(Data excerpts)
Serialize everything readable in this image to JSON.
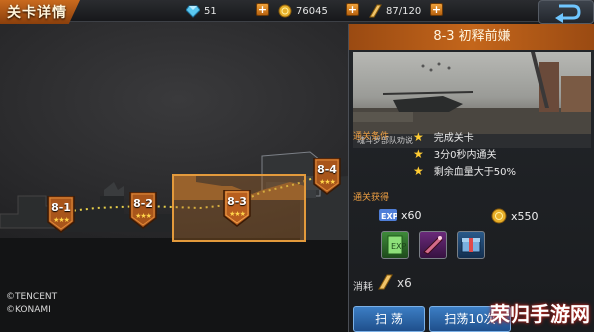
{
  "header": {
    "title": "关卡详情",
    "diamonds": "51",
    "gold": "76045",
    "stamina": "87/120",
    "plus": "+"
  },
  "stages": [
    {
      "label": "8-1",
      "stars": "★★★"
    },
    {
      "label": "8-2",
      "stars": "★★★"
    },
    {
      "label": "8-3",
      "stars": "★★★"
    },
    {
      "label": "8-4",
      "stars": "★★★"
    }
  ],
  "copyright": {
    "line1": "©TENCENT",
    "line2": "©KONAMI"
  },
  "panel": {
    "title": "8-3 初释前嫌",
    "preview_caption": "魂斗罗部队劝说",
    "conditions_heading": "通关条件",
    "conditions": [
      "完成关卡",
      "3分0秒内通关",
      "剩余血量大于50%"
    ],
    "rewards_heading": "通关获得",
    "exp_reward": "x60",
    "gold_reward": "x550",
    "cost_label": "消耗",
    "cost_value": "x6",
    "sweep_button": "扫 荡",
    "sweep10_button": "扫荡10次"
  },
  "watermark": "荣归手游网",
  "colors": {
    "accent_orange": "#c4661b",
    "star_yellow": "#ffcc33",
    "path_dots": "#e8d04a",
    "button_blue": "#2a64a8"
  }
}
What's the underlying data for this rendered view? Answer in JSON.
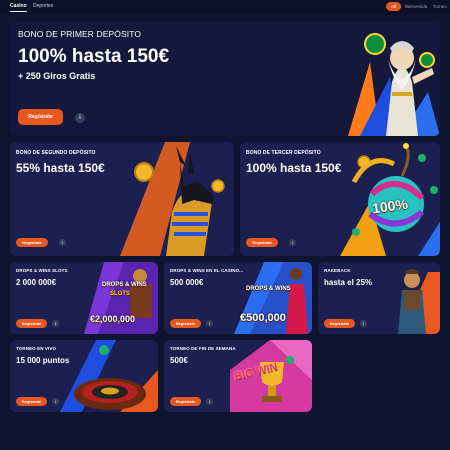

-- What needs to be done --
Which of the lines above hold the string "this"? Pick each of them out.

-- Solution --
Serialize everything readable in this image to JSON.
What's the underlying data for this rendered view? Answer in JSON.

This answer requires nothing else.